Will My Car Insurance Cover Me if I Deliver Pizza?
You’ve just obtained what seems like an easy after-school and weekend job where you get paid to cruise around town and meet local residents: a job doing pizza delivery. One late night near the end of your shift, you’re starting to get sleepy and accidentally rear-end the car in front of you at a red light. Thankfully, no one was injured, but both the front end of your vehicle and the back end of the other vehicle are a bit banged up. Though you were definitely at fault, you have collision coverage on your vehicle, so you know the cost of repairs to both your and the other car will be covered -- or so you think.
When you call your family insurance agent to file an auto insurance claim, she says she’s sorry -- but because you were using your car for business purposes, you’re not covered by your policy.
Home pizza delivery has become as American as, well, pizza. And while "pizza delivery guy" is never going to be a professional career title, it can certainly provide some much-needed income for a person between regular gigs or a student in search of a little part-time work after class. One thing we all know is that most pizza delivery men and women make those deliveries in their own vehicles. And unless you've done it yourself, you've probably never considered what might happen if you were to get into an accident while working your delivery job.
Let me break it down for you so you can make sure you are covered properly.
Am I covered by my personal insurance policy?
Most likely not, although it depends on the specific language of your policy. Though you may not think of it that way, pizza delivery is a risky business: The United States Bureau of Labor Statistics found that delivery and other sales jobs involving driving is the 5th most dangerous job in the country.
A personal auto insurance policy is meant to be just that: coverage for one's personal driving needs, and delivering pizzas for which you are being paid is not considered "personal use" by most insurers. This applies not only to pizza delivery, by the way, but other types of delivery as well, such as drug store deliveries and even transporting people. Pretty much any enterprise where one uses his or her personal vehicle for a commercial purpose. The reason is simple: insurers know that drivers operating their vehicles for commercial purposes spend significantly more time on the road, which means a substantially higher risk of being involved in an accident.
And that, in turn, means additional costs for the insurer.
How about if I'm driving my parents' car under their personal policy?
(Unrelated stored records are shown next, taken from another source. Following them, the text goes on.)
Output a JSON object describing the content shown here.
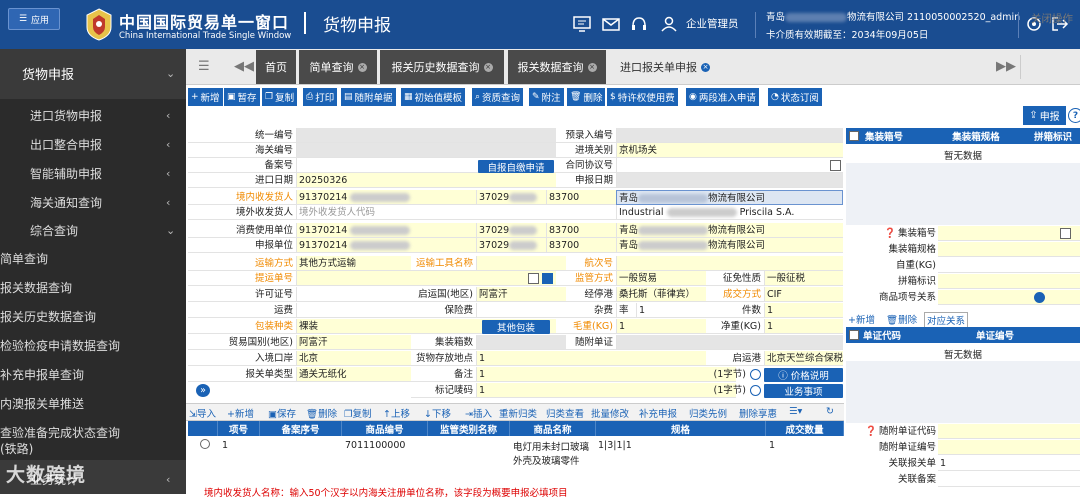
{
  "header": {
    "app_menu": "应用",
    "title_cn": "中国国际贸易单一窗口",
    "title_en": "China International Trade Single Window",
    "subtitle": "货物申报",
    "role": "企业管理员",
    "company_prefix": "青岛",
    "company_suffix": "物流有限公司 2110050002520_admin",
    "card_label": "卡介质有效期截至：",
    "card_date": "2034年09月05日"
  },
  "sidebar": {
    "section": "货物申报",
    "items": [
      "进口货物申报",
      "出口整合申报",
      "智能辅助申报",
      "海关通知查询",
      "综合查询"
    ],
    "sub": [
      "简单查询",
      "报关数据查询",
      "报关历史数据查询",
      "检验检疫申请数据查询",
      "补充申报单查询",
      "内澳报关单推送"
    ],
    "last1": "查验准备完成状态查询",
    "last2": "(铁路)",
    "watermark": "大数跨境",
    "last_item": "业务统计"
  },
  "tabs": [
    "首页",
    "简单查询",
    "报关历史数据查询",
    "报关数据查询",
    "进口报关单申报"
  ],
  "close_ops": "关闭操作",
  "toolbar": [
    "新增",
    "暂存",
    "复制",
    "打印",
    "随附单据",
    "初始值模板",
    "资质查询",
    "附注",
    "删除",
    "特许权使用费",
    "两段准入申请",
    "状态订阅"
  ],
  "declare_btn": "申报",
  "help": "?",
  "form": {
    "l_tongyi": "统一编号",
    "l_yulu": "预录入编号",
    "l_haiguan": "海关编号",
    "l_jingchu": "进境关别",
    "v_jingchu": "京机场关",
    "l_beian": "备案号",
    "b_zishen": "自报自缴申请",
    "l_hetong": "合同协议号",
    "l_date": "进口日期",
    "v_date": "20250326",
    "l_shenbao_date": "申报日期",
    "l_jnshf": "境内收发货人",
    "v_code": "91370214",
    "v_37029": "37029",
    "v_83700": "83700",
    "v_qingdao": "青岛",
    "v_wl": "物流有限公司",
    "l_jwshf": "境外收发货人",
    "p_jwshf": "境外收发货人代码",
    "v_ind": "Industrial",
    "v_pris": "Priscila S.A.",
    "l_xfsy": "消费使用单位",
    "l_sbdw": "申报单位",
    "l_ysfs": "运输方式",
    "v_ysfs": "其他方式运输",
    "l_ysgj": "运输工具名称",
    "l_hc": "航次号",
    "l_tydh": "提运单号",
    "l_jgfs": "监管方式",
    "v_jgfs": "一般贸易",
    "l_zm": "征免性质",
    "v_zm": "一般征税",
    "l_xkz": "许可证号",
    "l_qyg": "启运国(地区)",
    "v_qyg": "阿富汗",
    "l_jtg": "经停港",
    "v_jtg": "桑托斯（菲律宾）",
    "l_cjfs": "成交方式",
    "v_cjfs": "CIF",
    "l_yf": "运费",
    "l_bxf": "保险费",
    "l_zf": "杂费",
    "v_lv": "率",
    "v_one": "1",
    "l_js": "件数",
    "v_js": "1",
    "l_bzzl": "包装种类",
    "v_bzzl": "裸装",
    "b_qtbz": "其他包装",
    "l_mz": "毛重(KG)",
    "v_mz": "1",
    "l_jz": "净重(KG)",
    "v_jz": "1",
    "l_mygb": "贸易国别(地区)",
    "v_mygb": "阿富汗",
    "l_jzxs": "集装箱数",
    "l_sfdz": "随附单证",
    "l_rjka": "入境口岸",
    "v_rjka": "北京",
    "l_hwcf": "货物存放地点",
    "v_hwcf": "1",
    "l_qyg2": "启运港",
    "v_qyg2": "北京天竺综合保税",
    "l_bgdlx": "报关单类型",
    "v_bgdlx": "通关无纸化",
    "l_bz": "备注",
    "v_bz": "1",
    "v_zj": "(1字节)",
    "b_jgsm": "价格说明",
    "l_bjmh": "标记唛码",
    "v_bjmh": "1",
    "v_zj2": "(1字节)",
    "b_ywsx": "业务事项"
  },
  "right": {
    "h_box": "集装箱号",
    "h_spec": "集装箱规格",
    "h_mark": "拼箱标识",
    "nodata": "暂无数据",
    "l_box": "集装箱号",
    "l_spec": "集装箱规格",
    "l_wt": "自重(KG)",
    "l_pxbs": "拼箱标识",
    "l_spxh": "商品项号关系",
    "b_add": "新增",
    "b_del": "删除",
    "b_rel": "对应关系",
    "h_dcode": "单证代码",
    "h_dno": "单证编号",
    "nodata2": "暂无数据",
    "l_sfdm": "随附单证代码",
    "l_sfbh": "随附单证编号",
    "l_gldh": "关联报关单",
    "v_gldh": "1",
    "l_glba": "关联备案"
  },
  "grid_toolbar": [
    "导入",
    "新增",
    "保存",
    "删除",
    "复制",
    "上移",
    "下移",
    "插入",
    "重新归类",
    "归类查看",
    "批量修改",
    "补充申报",
    "归类先例",
    "删除享惠"
  ],
  "grid": {
    "cols": [
      "项号",
      "备案序号",
      "商品编号",
      "监管类别名称",
      "商品名称",
      "规格",
      "成交数量"
    ],
    "row": {
      "no": "1",
      "code": "7011100000",
      "name1": "电灯用未封口玻璃",
      "name2": "外壳及玻璃零件",
      "spec": "1|3|1|1",
      "qty": "1"
    }
  },
  "footer": "境内收发货人名称：输入50个汉字以内海关注册单位名称，该字段为概要申报必填项目"
}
The same thing. Although you would probably be covered under your parents' policy for an accident that occurs while driving their car for personal reasons, that coverage will not extend to your use of their vehicle for a commercial purpose -- like delivering pizzas.
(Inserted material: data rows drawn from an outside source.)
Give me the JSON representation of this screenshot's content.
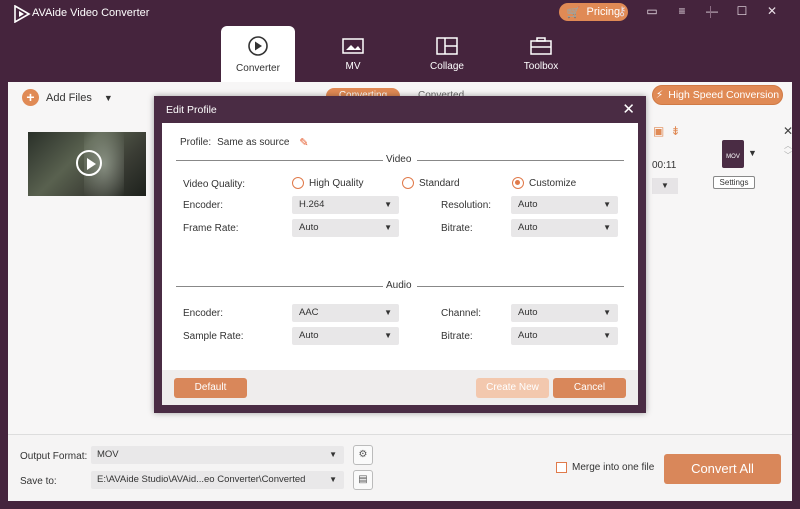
{
  "app": {
    "title": "AVAide Video Converter",
    "pricing_label": "Pricing",
    "window_icons": [
      "key-icon",
      "chat-icon",
      "menu-icon",
      "minimize-icon",
      "maximize-icon",
      "close-icon"
    ]
  },
  "nav": {
    "tabs": [
      {
        "label": "Converter",
        "icon": "converter-icon",
        "active": true
      },
      {
        "label": "MV",
        "icon": "mv-icon",
        "active": false
      },
      {
        "label": "Collage",
        "icon": "collage-icon",
        "active": false
      },
      {
        "label": "Toolbox",
        "icon": "toolbox-icon",
        "active": false
      }
    ]
  },
  "toolbar": {
    "add_files_label": "Add Files",
    "segment_active": "Converting",
    "segment_inactive": "Converted",
    "high_speed_label": "High Speed Conversion"
  },
  "file_item": {
    "duration_partial": "00:11",
    "format_badge": "MOV",
    "settings_label": "Settings"
  },
  "dialog": {
    "title": "Edit Profile",
    "profile_label": "Profile:",
    "profile_value": "Same as source",
    "video_section": "Video",
    "audio_section": "Audio",
    "video": {
      "quality_label": "Video Quality:",
      "quality_options": [
        "High Quality",
        "Standard",
        "Customize"
      ],
      "quality_selected": "Customize",
      "encoder_label": "Encoder:",
      "encoder_value": "H.264",
      "resolution_label": "Resolution:",
      "resolution_value": "Auto",
      "framerate_label": "Frame Rate:",
      "framerate_value": "Auto",
      "bitrate_label": "Bitrate:",
      "bitrate_value": "Auto"
    },
    "audio": {
      "encoder_label": "Encoder:",
      "encoder_value": "AAC",
      "channel_label": "Channel:",
      "channel_value": "Auto",
      "samplerate_label": "Sample Rate:",
      "samplerate_value": "Auto",
      "bitrate_label": "Bitrate:",
      "bitrate_value": "Auto"
    },
    "buttons": {
      "default_label": "Default",
      "create_new_label": "Create New",
      "cancel_label": "Cancel"
    }
  },
  "bottom": {
    "output_format_label": "Output Format:",
    "output_format_value": "MOV",
    "save_to_label": "Save to:",
    "save_to_value": "E:\\AVAide Studio\\AVAid...eo Converter\\Converted",
    "merge_label": "Merge into one file",
    "convert_all_label": "Convert All"
  },
  "colors": {
    "chrome": "#45243d",
    "accent": "#e08a55",
    "dialog_frame": "#4a2c44"
  }
}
What will happen if I get into an accident while delivering pizza and I only have personal insurance on my vehicle?
Nothing you are going to like. Your current personal policy requires that you inform the insurer if you plan to make any substantial change in the nature of the use of your vehicle, and that includes using it to make deliveries for pay. And when you do, your insurer will not only warn you that you will not be covered, they may additionally tell you that by using your vehicle for commercial purposes you will invalidate your policy, even for personal use. So, what happens if you use your car to deliver pizza, anyway, and get into an accident?
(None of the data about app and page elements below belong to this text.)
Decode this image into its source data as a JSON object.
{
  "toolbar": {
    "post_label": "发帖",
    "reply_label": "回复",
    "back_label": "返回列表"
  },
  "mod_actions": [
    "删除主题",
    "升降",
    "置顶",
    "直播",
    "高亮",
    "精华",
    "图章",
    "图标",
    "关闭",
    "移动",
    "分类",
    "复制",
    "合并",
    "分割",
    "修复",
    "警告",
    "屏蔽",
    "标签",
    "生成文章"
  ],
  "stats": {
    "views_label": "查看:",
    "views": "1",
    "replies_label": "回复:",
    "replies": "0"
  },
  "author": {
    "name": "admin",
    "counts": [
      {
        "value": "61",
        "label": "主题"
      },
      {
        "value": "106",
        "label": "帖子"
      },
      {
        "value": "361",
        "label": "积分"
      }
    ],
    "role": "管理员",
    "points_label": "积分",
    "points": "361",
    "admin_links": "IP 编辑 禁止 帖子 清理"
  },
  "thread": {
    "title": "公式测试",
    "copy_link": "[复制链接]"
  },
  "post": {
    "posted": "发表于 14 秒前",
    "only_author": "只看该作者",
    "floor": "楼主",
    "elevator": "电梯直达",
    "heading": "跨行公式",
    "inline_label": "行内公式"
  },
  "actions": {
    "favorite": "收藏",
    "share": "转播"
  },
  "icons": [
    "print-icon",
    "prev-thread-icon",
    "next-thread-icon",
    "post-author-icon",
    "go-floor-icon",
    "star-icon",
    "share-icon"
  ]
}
Your insurance company is going to deny your claim and you will be stuck with covering the entire cost of any resulting damages.
What if I just don't tell my insurance company that I was delivering pizzas when the accident happened?
Again, nothing good. If an accident report is taken by the police, you can be certain that it will mention what you were using your car for at the time. And you can be just as certain that a copy of that report will find its way to your insurer. If no police report is taken, you still won't be off the hook because the other driver is bound to tell his or her insurance company and they will pass the information onto your insurer. Either way, your insurance company will not be happy. And, besides denying coverage for the accident, they may very well cancel your policy, or your parents' policy if you were using their car.
In many states, denial of coverage from your insurer for an at-fault accident could also lead to a revoked driver’s license. Try explaining that to your parents.
How Do I Get Insured?
There are a few possibilities for getting the necessary coverage for your pizza delivery gig:
Coverage Through Your Employer
Some employers (particularly chain and larger independent restaurants) provide coverage called hired and non-owned vehicle liability insurance for their drivers when using their personal vehicles for work-related activities. Be sure to ask your employer if this type of coverage is available.
The most common insurance choice will be to switch over to a commercial vehicle policy. Check with your insurance company and other drivers where you work to find out what's out there. In most cases, a commercial policy will cost more than a personal one, but the difference in price may be manageable. The key here, as with most things involving auto insurance, is to shop around.
Pizza Delivery Insurance:
OK, it's probably not going to be called "pizza delivery insurance," but there are a few insurers out there that do offer special policies, or supplemental coverage to a personal policy, specifically for delivery persons. Again, talk with your agent and your fellow drivers about what's available.